I worried about the time, how long I should stay, how my tiredness that night would affect my work the next day, and then I felt the only familiar anxiety.

Just like too much work left me standing over the bathroom sink last summer reminding myself to breathe, my calendar crammed with plans kept me from enjoying them. I was worried about the time, how long to stay, how my tiredness that night would affect my work the next day, and then I felt the all-too-familiar flare-ups. In doing so, I reminded myself that I could get out of this head jam at any time if I just took a few deep breaths, no problem. That too is exhausting. Fear is exhausting. Thinking too much is exhausting. Going out when you'd rather watch a Netflix series about English castles is exhausting.
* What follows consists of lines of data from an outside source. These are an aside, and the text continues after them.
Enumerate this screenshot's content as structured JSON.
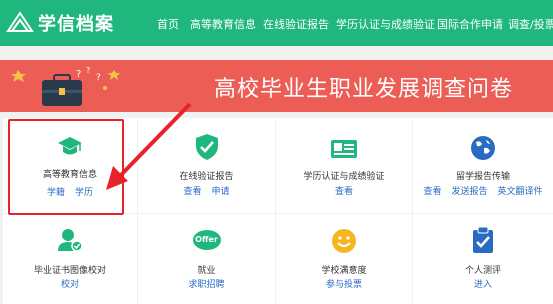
{
  "header": {
    "logo_text": "学信档案",
    "nav": [
      "首页",
      "高等教育信息",
      "在线验证报告",
      "学历认证与成绩验证",
      "国际合作申请",
      "调查/投票"
    ]
  },
  "banner": {
    "title": "高校毕业生职业发展调查问卷"
  },
  "cards": [
    {
      "label": "高等教育信息",
      "links": [
        "学籍",
        "学历"
      ],
      "icon": "graduation-cap-icon"
    },
    {
      "label": "在线验证报告",
      "links": [
        "查看",
        "申请"
      ],
      "icon": "shield-check-icon"
    },
    {
      "label": "学历认证与成绩验证",
      "links": [
        "查看"
      ],
      "icon": "certificate-icon"
    },
    {
      "label": "留学报告传输",
      "links": [
        "查看",
        "发送报告",
        "英文翻译件"
      ],
      "icon": "globe-icon"
    },
    {
      "label": "毕业证书图像校对",
      "links": [
        "校对"
      ],
      "icon": "user-check-icon"
    },
    {
      "label": "就业",
      "links": [
        "求职招聘"
      ],
      "icon": "offer-icon",
      "icon_text": "Offer"
    },
    {
      "label": "学校满意度",
      "links": [
        "参与投票"
      ],
      "icon": "smile-icon"
    },
    {
      "label": "个人测评",
      "links": [
        "进入"
      ],
      "icon": "clipboard-check-icon"
    }
  ],
  "colors": {
    "header": "#20b77f",
    "banner": "#ec5e55",
    "accent": "#20b77f",
    "link": "#2a6bc2",
    "highlight": "#e8222b"
  }
}
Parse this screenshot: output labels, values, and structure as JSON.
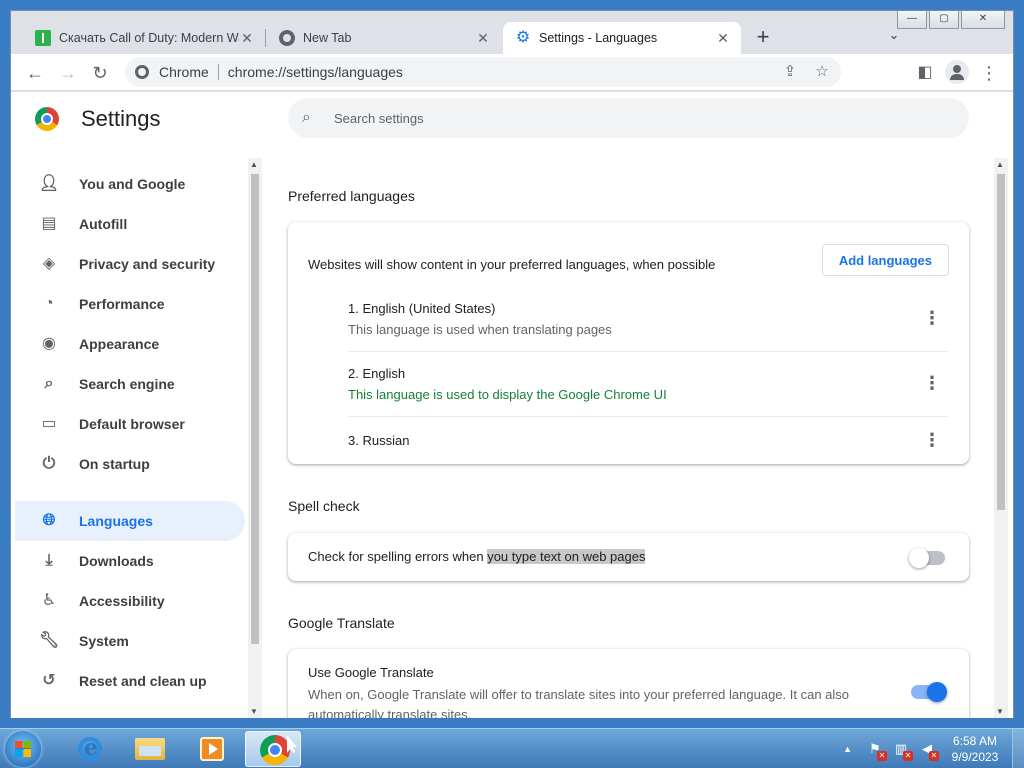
{
  "browser": {
    "tabs": [
      {
        "title": "Скачать Call of Duty: Modern Wa",
        "close": "✕"
      },
      {
        "title": "New Tab",
        "close": "✕"
      },
      {
        "title": "Settings - Languages",
        "close": "✕"
      }
    ],
    "new_tab": "+",
    "tab_search": "⌄",
    "window_controls": {
      "minimize": "—",
      "maximize": "▢",
      "close": "✕"
    },
    "omnibox": {
      "chip": "Chrome",
      "url": "chrome://settings/languages"
    }
  },
  "settings": {
    "title": "Settings",
    "search_placeholder": "Search settings",
    "nav": [
      {
        "label": "You and Google",
        "icon": "person-icon"
      },
      {
        "label": "Autofill",
        "icon": "clipboard-icon"
      },
      {
        "label": "Privacy and security",
        "icon": "shield-icon"
      },
      {
        "label": "Performance",
        "icon": "gauge-icon"
      },
      {
        "label": "Appearance",
        "icon": "palette-icon"
      },
      {
        "label": "Search engine",
        "icon": "search-icon"
      },
      {
        "label": "Default browser",
        "icon": "browser-icon"
      },
      {
        "label": "On startup",
        "icon": "power-icon"
      },
      {
        "label": "Languages",
        "icon": "globe-icon",
        "selected": true
      },
      {
        "label": "Downloads",
        "icon": "download-icon"
      },
      {
        "label": "Accessibility",
        "icon": "accessibility-icon"
      },
      {
        "label": "System",
        "icon": "wrench-icon"
      },
      {
        "label": "Reset and clean up",
        "icon": "history-icon"
      }
    ],
    "preferred_languages": {
      "section_title": "Preferred languages",
      "description": "Websites will show content in your preferred languages, when possible",
      "add_button": "Add languages",
      "languages": [
        {
          "name": "1. English (United States)",
          "note": "This language is used when translating pages"
        },
        {
          "name": "2. English",
          "note": "This language is used to display the Google Chrome UI"
        },
        {
          "name": "3. Russian",
          "note": ""
        }
      ]
    },
    "spell_check": {
      "section_title": "Spell check",
      "label_plain": "Check for spelling errors when ",
      "label_highlight": "you type text on web pages",
      "enabled": false
    },
    "google_translate": {
      "section_title": "Google Translate",
      "title": "Use Google Translate",
      "description": "When on, Google Translate will offer to translate sites into your preferred language. It can also automatically translate sites.",
      "enabled": true
    }
  },
  "taskbar": {
    "clock_time": "6:58 AM",
    "clock_date": "9/9/2023",
    "tray_arrow": "▲"
  },
  "colors": {
    "accent": "#1a73e8",
    "selected_nav_bg": "#e8f0fe",
    "ui_language_note": "#188038",
    "taskbar": "#3f7ab8"
  }
}
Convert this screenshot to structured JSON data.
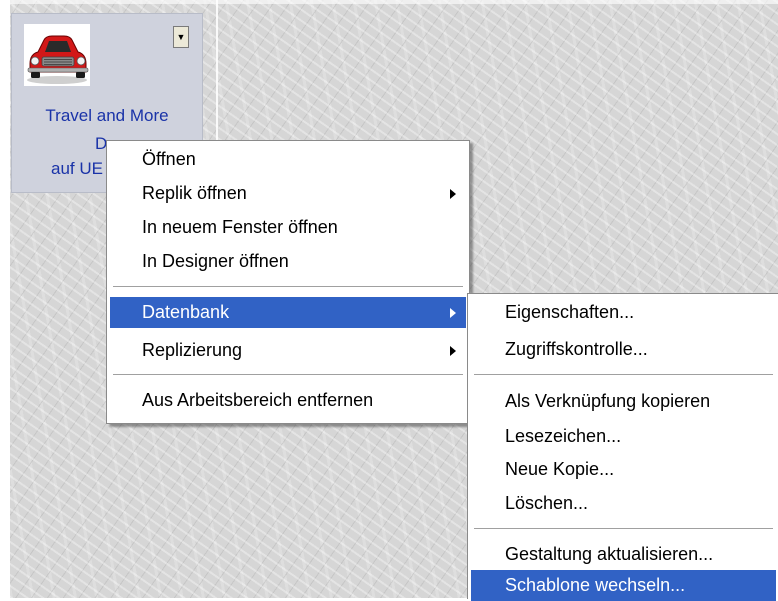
{
  "tile": {
    "title": "Travel and More",
    "line2": "De",
    "line3": "auf UE",
    "icon": "red-car-icon",
    "dropdown_icon": "dropdown-arrow-icon"
  },
  "context_menu": {
    "items": [
      {
        "label": "Öffnen"
      },
      {
        "label": "Replik öffnen"
      },
      {
        "label": "In neuem Fenster öffnen"
      },
      {
        "label": "In Designer öffnen"
      },
      {
        "label": "Datenbank"
      },
      {
        "label": "Replizierung"
      },
      {
        "label": "Aus Arbeitsbereich entfernen"
      }
    ]
  },
  "submenu": {
    "items": [
      {
        "label": "Eigenschaften..."
      },
      {
        "label": "Zugriffskontrolle..."
      },
      {
        "label": "Als Verknüpfung kopieren"
      },
      {
        "label": "Lesezeichen..."
      },
      {
        "label": "Neue Kopie..."
      },
      {
        "label": "Löschen..."
      },
      {
        "label": "Gestaltung aktualisieren..."
      },
      {
        "label": "Schablone wechseln..."
      }
    ]
  },
  "colors": {
    "highlight": "#3162c5",
    "tile_text": "#1a33a8",
    "tile_bg": "#cfd2dd"
  }
}
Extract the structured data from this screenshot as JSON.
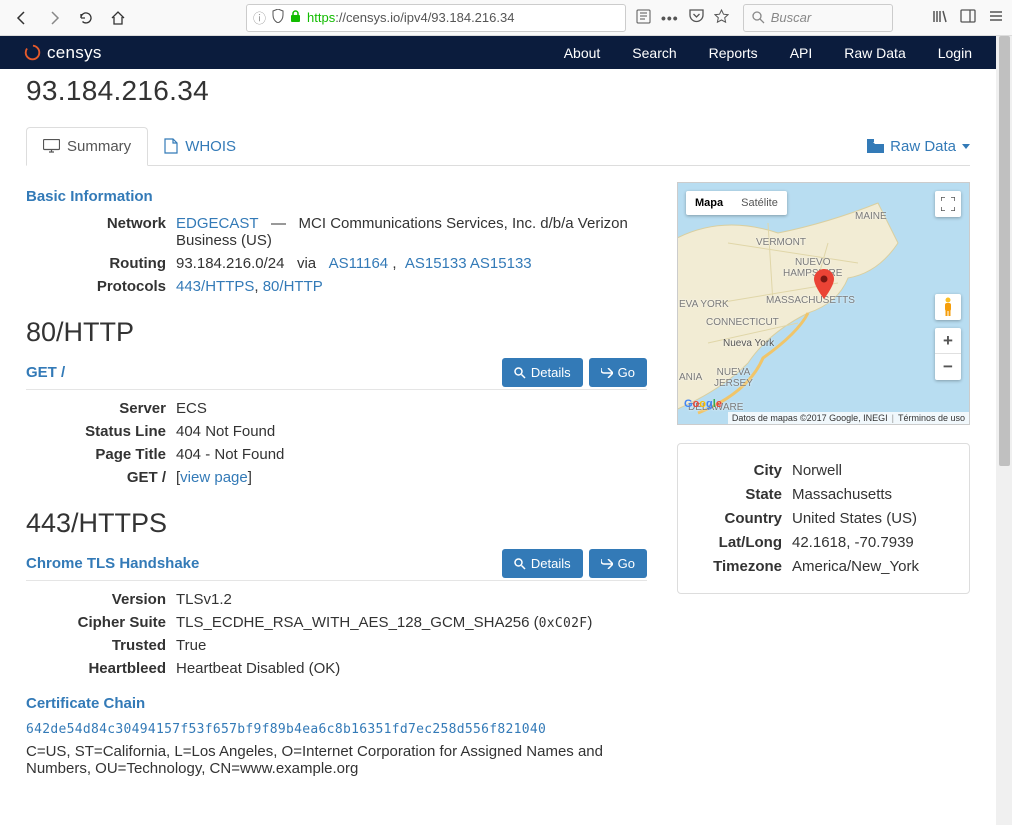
{
  "browser": {
    "url_proto": "https",
    "url_host": "://censys.io",
    "url_path": "/ipv4/93.184.216.34",
    "search_placeholder": "Buscar"
  },
  "nav": {
    "brand": "censys",
    "items": [
      "About",
      "Search",
      "Reports",
      "API",
      "Raw Data",
      "Login"
    ]
  },
  "ip": "93.184.216.34",
  "tabs": {
    "summary": "Summary",
    "whois": "WHOIS",
    "rawdata": "Raw Data"
  },
  "basic": {
    "title": "Basic Information",
    "network_label": "Network",
    "network_link": "EDGECAST",
    "network_sep": "—",
    "network_rest": "MCI Communications Services, Inc. d/b/a Verizon Business (US)",
    "routing_label": "Routing",
    "routing_cidr": "93.184.216.0/24",
    "routing_via": "via",
    "routing_as1": "AS11164",
    "routing_comma": ",",
    "routing_as2": "AS15133 AS15133",
    "protocols_label": "Protocols",
    "proto1": "443/HTTPS",
    "proto_comma": ",",
    "proto2": "80/HTTP"
  },
  "http": {
    "heading": "80/HTTP",
    "subhead": "GET /",
    "details_btn": "Details",
    "go_btn": "Go",
    "server_label": "Server",
    "server": "ECS",
    "status_label": "Status Line",
    "status": "404 Not Found",
    "title_label": "Page Title",
    "title": "404 - Not Found",
    "get_label": "GET /",
    "get_open": "[",
    "get_link": "view page",
    "get_close": "]"
  },
  "https": {
    "heading": "443/HTTPS",
    "subhead": "Chrome TLS Handshake",
    "details_btn": "Details",
    "go_btn": "Go",
    "version_label": "Version",
    "version": "TLSv1.2",
    "cipher_label": "Cipher Suite",
    "cipher_name": "TLS_ECDHE_RSA_WITH_AES_128_GCM_SHA256 (",
    "cipher_code": "0xC02F",
    "cipher_close": ")",
    "trusted_label": "Trusted",
    "trusted": "True",
    "hb_label": "Heartbleed",
    "hb": "Heartbeat Disabled (OK)"
  },
  "cert": {
    "title": "Certificate Chain",
    "hash": "642de54d84c30494157f53f657bf9f89b4ea6c8b16351fd7ec258d556f821040",
    "dn": "C=US, ST=California, L=Los Angeles, O=Internet Corporation for Assigned Names and Numbers, OU=Technology, CN=www.example.org"
  },
  "map": {
    "tab_map": "Mapa",
    "tab_sat": "Satélite",
    "attr_data": "Datos de mapas ©2017 Google, INEGI",
    "attr_terms": "Términos de uso",
    "labels": {
      "maine": "MAINE",
      "vermont": "VERMONT",
      "nh": "NUEVO\nHAMPSHIRE",
      "mass": "MASSACHUSETTS",
      "ny": "EVA YORK",
      "ct": "CONNECTICUT",
      "nyc": "Nueva York",
      "nj": "NUEVA\nJERSEY",
      "pa": "ANIA",
      "de": "DELAWARE"
    }
  },
  "loc": {
    "city_l": "City",
    "city": "Norwell",
    "state_l": "State",
    "state": "Massachusetts",
    "country_l": "Country",
    "country": "United States (US)",
    "latlong_l": "Lat/Long",
    "latlong": "42.1618, -70.7939",
    "tz_l": "Timezone",
    "tz": "America/New_York"
  }
}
To be “in” the track is exhausting. As May broke out, I realized that my tendency towards excess had to be scaled back. So, in anticipation of the worst, I started postponing plans and apologizing immensely, sure that my actions would result in a complete division between me and my friends as I leave everyone hanging. Instead, it was the start of important conversations because that is how real friendship works. I explained to two friends that I need to take more time to post before going to bed, and our group chat turned into a conversation about how we all felt pressured to be everything and do everything - and that we should ask more often to make sure everyone is fine. Another friend gave me a tip: keep doing three things a day, exercise, work, and eating out - or any other combination, and avoiding overexertion.

NONE OF US HAVE BEEN ACCUSED, HUMILIATED OR SHOWED BECAUSE WE NEEDED SLEEP OR WORKED, BUT MANY OF US LIVE AFTER THE DEVELOPMENT OF NOT WANTING TO DISAPPOINT ANYONE.

Not only were my friends cool when I had to cancel because I was sick or tired, or because I had to meet a deadline, they all cleared the space to talk about how stressful it is to be a self-proclaimed social superstar - especially since nobody expects that from us. None of us have been accused, humiliated or shunned for needing sleep or working, but many of us lived by the motto of not wanting to disappoint anyone. I think it's easy to get into this case. When striving for perfection, it's easy to forget that the people in life are real people, and not just part of an Instagram feed. And it's even easier to forget that friends usually understand that you have to stay at home / take time out / take a break because they've had feelings like this before. In the end, we all felt tired at times, were all scared, we all wanted to avoid hanging around the people who mean the most to us. But being honest doesn't mean admitting a mistake, it's proof that you are human. And if someone has a problem with postponing their plans, canceling their plans or not being able to come to a party, then most of the time it is not someone you want in your life. One evening I wrote to a friend who had just moved to Los Angeles. She told me that she watched Netflix all day and planned to watch Netflix all evening too. I told her that it sounded like a dream, and that I just found out that evenings at home and / or days spent alone in the cinema or museum would also be my favorite way to relax. And then I came to the realization that friendships aren't jobs, they shouldn't take up your time and energy in the same way - they should be the relief. And it's mostly those honest, vulnerable moments in friendships when we admit we're feeling overwhelmed, when we form the bonds that guarantee that even if someone pulls a long-haul flight far away, you still know you are along to whom one can talk about anything - even something as mundane as enjoying not making plans.